I had no idea that's how you made beads, etc in fashion illustrations! Def. learned something today!

Bee Bee said...

I wanted to thank you for sharing your experience and the tools you use. I have always wondered how you created those beautiful drawings. I use colored pencils and markers on mine, too, but not the same brands that you use. And you're right black does make the drawing looks very harsh. I wondered what was the best color to use to outline the fashions, and now, I've learned from the best. Thank you so much, Brook. I really appreciate it.

Brooke Hagel said...

Thanks for all the feedback everyone! You made my day! :)

Kiki-No, when I'm working on a sketch for myself (and not a client) I no longer do preliminary sketches. But in college I used to first do a sketch on tracing paper, work on it and fix it up then transfer it to Bienfang Graphics 360 marker paper. These days I just use a sketchbook or copy paper I have lying around. If your starting off though I'd suggest using marker paper.

Erin- Wait till the next one, I have a few more tricks up my sleeve! I didn't spill all the beans in the post. ;)

Tiffaney said...

WOW-- you read my mind! I almost emailed you last week with this exact question, and can't thank you enough for sharing this information. Your drawings are absolutely gorgeous and inspiring!

Sierra said...

Just came across your blog land from Absolutely Ladylike's blog and I am in love with your Etsy shop and illustrations! Especially because I love fashion, you are very talented.

I will certainly be back and please pop over my blog land if you are interested in a Perricone giveaway. Have a great day!

Ashley said...

Wow, I use those same watercolor markers by Staedtler and I must say you have incredible talent! I've been drawing my whole life, but never really tried to be a serious artist. So, I feel my art is slightly juvenile and now I am trying to push the envelope and really develop successfully as an artist. I came across your article and it is really helpful to see what tools are best. Thanks!

jeofferson said...
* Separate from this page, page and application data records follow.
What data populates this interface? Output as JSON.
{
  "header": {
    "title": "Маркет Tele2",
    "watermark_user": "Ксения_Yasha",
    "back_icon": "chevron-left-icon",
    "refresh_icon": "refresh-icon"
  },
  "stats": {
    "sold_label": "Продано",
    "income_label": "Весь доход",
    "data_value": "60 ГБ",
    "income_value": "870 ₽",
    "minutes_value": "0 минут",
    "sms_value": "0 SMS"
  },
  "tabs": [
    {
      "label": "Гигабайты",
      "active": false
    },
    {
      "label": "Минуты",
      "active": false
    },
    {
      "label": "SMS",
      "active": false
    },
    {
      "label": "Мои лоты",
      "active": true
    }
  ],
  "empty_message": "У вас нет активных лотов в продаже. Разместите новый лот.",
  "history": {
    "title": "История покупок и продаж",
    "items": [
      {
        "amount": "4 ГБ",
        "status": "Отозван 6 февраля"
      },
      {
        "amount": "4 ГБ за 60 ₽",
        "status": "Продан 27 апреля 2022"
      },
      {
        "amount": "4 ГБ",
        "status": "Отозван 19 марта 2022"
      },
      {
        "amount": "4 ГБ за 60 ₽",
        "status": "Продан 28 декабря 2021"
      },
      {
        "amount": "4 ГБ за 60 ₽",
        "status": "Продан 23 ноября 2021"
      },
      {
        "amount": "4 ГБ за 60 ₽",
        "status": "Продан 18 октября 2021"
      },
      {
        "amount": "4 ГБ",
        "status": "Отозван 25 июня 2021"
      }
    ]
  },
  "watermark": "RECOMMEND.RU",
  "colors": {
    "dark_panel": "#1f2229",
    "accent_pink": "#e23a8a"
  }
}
i'm quite envious with all your creations. it's very inspiring. i myself do some fashion illustrations but its just a hobby, no training of some sort. and just looking at your creations, the details and colors, mine would just look so amateur... LOL... hope someday i can create something close to what you've made.